• EXTRACTED RECORDS:

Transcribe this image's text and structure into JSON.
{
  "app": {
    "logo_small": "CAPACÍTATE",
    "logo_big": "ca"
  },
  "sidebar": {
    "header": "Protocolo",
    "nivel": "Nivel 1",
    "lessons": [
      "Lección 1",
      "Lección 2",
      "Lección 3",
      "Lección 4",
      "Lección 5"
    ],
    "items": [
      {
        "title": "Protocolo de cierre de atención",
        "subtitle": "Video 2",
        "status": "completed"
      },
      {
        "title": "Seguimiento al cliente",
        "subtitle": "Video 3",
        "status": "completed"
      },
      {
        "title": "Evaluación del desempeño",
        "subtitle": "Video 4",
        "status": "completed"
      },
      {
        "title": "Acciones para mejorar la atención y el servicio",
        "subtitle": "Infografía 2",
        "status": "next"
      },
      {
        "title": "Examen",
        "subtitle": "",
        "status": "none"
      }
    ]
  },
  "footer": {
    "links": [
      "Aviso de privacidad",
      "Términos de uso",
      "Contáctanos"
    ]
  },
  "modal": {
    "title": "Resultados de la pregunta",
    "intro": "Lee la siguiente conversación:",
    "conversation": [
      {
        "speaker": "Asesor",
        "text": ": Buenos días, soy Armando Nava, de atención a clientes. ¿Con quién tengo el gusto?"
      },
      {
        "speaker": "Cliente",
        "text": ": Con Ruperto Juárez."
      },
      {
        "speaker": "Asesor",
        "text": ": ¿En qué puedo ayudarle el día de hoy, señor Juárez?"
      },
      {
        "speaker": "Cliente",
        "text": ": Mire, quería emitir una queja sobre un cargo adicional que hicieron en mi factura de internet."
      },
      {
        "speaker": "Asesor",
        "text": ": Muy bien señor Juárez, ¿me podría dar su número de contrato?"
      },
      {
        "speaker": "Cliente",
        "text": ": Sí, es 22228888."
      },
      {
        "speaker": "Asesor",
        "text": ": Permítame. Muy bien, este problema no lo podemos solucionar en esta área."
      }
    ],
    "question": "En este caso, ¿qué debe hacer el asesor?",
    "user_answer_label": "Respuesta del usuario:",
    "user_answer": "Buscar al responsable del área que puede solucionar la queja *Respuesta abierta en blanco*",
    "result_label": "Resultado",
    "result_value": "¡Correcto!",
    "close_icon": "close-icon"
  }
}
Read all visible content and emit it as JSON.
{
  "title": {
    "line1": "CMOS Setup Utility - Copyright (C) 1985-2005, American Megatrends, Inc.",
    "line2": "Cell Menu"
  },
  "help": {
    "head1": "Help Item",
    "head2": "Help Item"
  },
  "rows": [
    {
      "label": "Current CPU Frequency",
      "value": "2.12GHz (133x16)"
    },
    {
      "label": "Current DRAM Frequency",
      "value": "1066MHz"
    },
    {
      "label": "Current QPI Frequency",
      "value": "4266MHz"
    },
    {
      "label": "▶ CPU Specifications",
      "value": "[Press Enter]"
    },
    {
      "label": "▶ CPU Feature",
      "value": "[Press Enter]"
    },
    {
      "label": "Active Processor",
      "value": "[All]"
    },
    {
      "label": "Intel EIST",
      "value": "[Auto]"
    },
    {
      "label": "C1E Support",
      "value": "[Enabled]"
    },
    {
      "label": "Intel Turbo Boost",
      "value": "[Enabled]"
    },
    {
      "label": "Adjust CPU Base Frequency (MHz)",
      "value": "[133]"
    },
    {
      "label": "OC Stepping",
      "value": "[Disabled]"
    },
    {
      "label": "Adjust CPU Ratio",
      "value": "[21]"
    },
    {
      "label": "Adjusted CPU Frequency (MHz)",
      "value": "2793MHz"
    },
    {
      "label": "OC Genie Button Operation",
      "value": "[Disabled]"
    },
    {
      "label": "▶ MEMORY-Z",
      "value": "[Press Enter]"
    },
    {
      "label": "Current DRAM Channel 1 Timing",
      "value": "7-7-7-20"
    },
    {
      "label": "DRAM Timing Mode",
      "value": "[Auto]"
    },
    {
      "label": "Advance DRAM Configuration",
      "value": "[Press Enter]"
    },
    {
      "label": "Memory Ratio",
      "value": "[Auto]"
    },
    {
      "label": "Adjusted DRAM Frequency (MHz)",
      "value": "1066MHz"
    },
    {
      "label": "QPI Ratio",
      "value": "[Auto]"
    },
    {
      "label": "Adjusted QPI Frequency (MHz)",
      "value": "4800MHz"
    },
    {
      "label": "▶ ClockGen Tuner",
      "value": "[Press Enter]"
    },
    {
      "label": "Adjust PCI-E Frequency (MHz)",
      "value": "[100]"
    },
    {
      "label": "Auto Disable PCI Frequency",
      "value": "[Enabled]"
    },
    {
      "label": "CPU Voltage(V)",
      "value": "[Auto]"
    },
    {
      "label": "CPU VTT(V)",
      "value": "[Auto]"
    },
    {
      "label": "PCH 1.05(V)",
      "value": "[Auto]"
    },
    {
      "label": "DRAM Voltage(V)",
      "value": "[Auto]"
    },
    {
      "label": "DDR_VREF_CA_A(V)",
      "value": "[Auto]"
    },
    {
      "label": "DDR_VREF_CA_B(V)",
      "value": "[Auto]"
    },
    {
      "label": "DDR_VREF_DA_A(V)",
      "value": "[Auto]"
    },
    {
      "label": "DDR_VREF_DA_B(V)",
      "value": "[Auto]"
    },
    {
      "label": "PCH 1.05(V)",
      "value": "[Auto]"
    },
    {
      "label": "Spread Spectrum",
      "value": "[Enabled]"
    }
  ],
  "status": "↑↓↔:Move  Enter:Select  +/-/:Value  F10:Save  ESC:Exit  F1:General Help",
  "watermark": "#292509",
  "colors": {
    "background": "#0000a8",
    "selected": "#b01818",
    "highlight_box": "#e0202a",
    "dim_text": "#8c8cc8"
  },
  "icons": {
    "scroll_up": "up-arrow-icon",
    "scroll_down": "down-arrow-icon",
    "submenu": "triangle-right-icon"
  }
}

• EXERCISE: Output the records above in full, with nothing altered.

• OUTPUT FOR THIS EXERCISE:
Transcribe this image's text and structure into JSON.
{
  "app": {
    "logo_small": "CAPACÍTATE",
    "logo_big": "ca"
  },
  "sidebar": {
    "header": "Protocolo",
    "nivel": "Nivel 1",
    "lessons": [
      "Lección 1",
      "Lección 2",
      "Lección 3",
      "Lección 4",
      "Lección 5"
    ],
    "items": [
      {
        "title": "Protocolo de cierre de atención",
        "subtitle": "Video 2",
        "status": "completed"
      },
      {
        "title": "Seguimiento al cliente",
        "subtitle": "Video 3",
        "status": "completed"
      },
      {
        "title": "Evaluación del desempeño",
        "subtitle": "Video 4",
        "status": "completed"
      },
      {
        "title": "Acciones para mejorar la atención y el servicio",
        "subtitle": "Infografía 2",
        "status": "next"
      },
      {
        "title": "Examen",
        "subtitle": "",
        "status": "none"
      }
    ]
  },
  "footer": {
    "links": [
      "Aviso de privacidad",
      "Términos de uso",
      "Contáctanos"
    ]
  },
  "modal": {
    "title": "Resultados de la pregunta",
    "intro": "Lee la siguiente conversación:",
    "conversation": [
      {
        "speaker": "Asesor",
        "text": ": Buenos días, soy Armando Nava, de atención a clientes. ¿Con quién tengo el gusto?"
      },
      {
        "speaker": "Cliente",
        "text": ": Con Ruperto Juárez."
      },
      {
        "speaker": "Asesor",
        "text": ": ¿En qué puedo ayudarle el día de hoy, señor Juárez?"
      },
      {
        "speaker": "Cliente",
        "text": ": Mire, quería emitir una queja sobre un cargo adicional que hicieron en mi factura de internet."
      },
      {
        "speaker": "Asesor",
        "text": ": Muy bien señor Juárez, ¿me podría dar su número de contrato?"
      },
      {
        "speaker": "Cliente",
        "text": ": Sí, es 22228888."
      },
      {
        "speaker": "Asesor",
        "text": ": Permítame. Muy bien, este problema no lo podemos solucionar en esta área."
      }
    ],
    "question": "En este caso, ¿qué debe hacer el asesor?",
    "user_answer_label": "Respuesta del usuario:",
    "user_answer": "Buscar al responsable del área que puede solucionar la queja *Respuesta abierta en blanco*",
    "result_label": "Resultado",
    "result_value": "¡Correcto!",
    "close_icon": "close-icon"
  }
}
Read all visible content and emit it as JSON.
{
  "title": {
    "line1": "CMOS Setup Utility - Copyright (C) 1985-2005, American Megatrends, Inc.",
    "line2": "Cell Menu"
  },
  "help": {
    "head1": "Help Item",
    "head2": "Help Item"
  },
  "rows": [
    {
      "label": "Current CPU Frequency",
      "value": "2.12GHz (133x16)"
    },
    {
      "label": "Current DRAM Frequency",
      "value": "1066MHz"
    },
    {
      "label": "Current QPI Frequency",
      "value": "4266MHz"
    },
    {
      "label": "▶ CPU Specifications",
      "value": "[Press Enter]"
    },
    {
      "label": "▶ CPU Feature",
      "value": "[Press Enter]"
    },
    {
      "label": "Active Processor",
      "value": "[All]"
    },
    {
      "label": "Intel EIST",
      "value": "[Auto]"
    },
    {
      "label": "C1E Support",
      "value": "[Enabled]"
    },
    {
      "label": "Intel Turbo Boost",
      "value": "[Enabled]"
    },
    {
      "label": "Adjust CPU Base Frequency (MHz)",
      "value": "[133]"
    },
    {
      "label": "OC Stepping",
      "value": "[Disabled]"
    },
    {
      "label": "Adjust CPU Ratio",
      "value": "[21]"
    },
    {
      "label": "Adjusted CPU Frequency (MHz)",
      "value": "2793MHz"
    },
    {
      "label": "OC Genie Button Operation",
      "value": "[Disabled]"
    },
    {
      "label": "▶ MEMORY-Z",
      "value": "[Press Enter]"
    },
    {
      "label": "Current DRAM Channel 1 Timing",
      "value": "7-7-7-20"
    },
    {
      "label": "DRAM Timing Mode",
      "value": "[Auto]"
    },
    {
      "label": "Advance DRAM Configuration",
      "value": "[Press Enter]"
    },
    {
      "label": "Memory Ratio",
      "value": "[Auto]"
    },
    {
      "label": "Adjusted DRAM Frequency (MHz)",
      "value": "1066MHz"
    },
    {
      "label": "QPI Ratio",
      "value": "[Auto]"
    },
    {
      "label": "Adjusted QPI Frequency (MHz)",
      "value": "4800MHz"
    },
    {
      "label": "▶ ClockGen Tuner",
      "value": "[Press Enter]"
    },
    {
      "label": "Adjust PCI-E Frequency (MHz)",
      "value": "[100]"
    },
    {
      "label": "Auto Disable PCI Frequency",
      "value": "[Enabled]"
    },
    {
      "label": "CPU Voltage(V)",
      "value": "[Auto]"
    },
    {
      "label": "CPU VTT(V)",
      "value": "[Auto]"
    },
    {
      "label": "PCH 1.05(V)",
      "value": "[Auto]"
    },
    {
      "label": "DRAM Voltage(V)",
      "value": "[Auto]"
    },
    {
      "label": "DDR_VREF_CA_A(V)",
      "value": "[Auto]"
    },
    {
      "label": "DDR_VREF_CA_B(V)",
      "value": "[Auto]"
    },
    {
      "label": "DDR_VREF_DA_A(V)",
      "value": "[Auto]"
    },
    {
      "label": "DDR_VREF_DA_B(V)",
      "value": "[Auto]"
    },
    {
      "label": "PCH 1.05(V)",
      "value": "[Auto]"
    },
    {
      "label": "Spread Spectrum",
      "value": "[Enabled]"
    }
  ],
  "status": "↑↓↔:Move  Enter:Select  +/-/:Value  F10:Save  ESC:Exit  F1:General Help",
  "watermark": "#292509",
  "colors": {
    "background": "#0000a8",
    "selected": "#b01818",
    "highlight_box": "#e0202a",
    "dim_text": "#8c8cc8"
  },
  "icons": {
    "scroll_up": "up-arrow-icon",
    "scroll_down": "down-arrow-icon",
    "submenu": "triangle-right-icon"
  }
}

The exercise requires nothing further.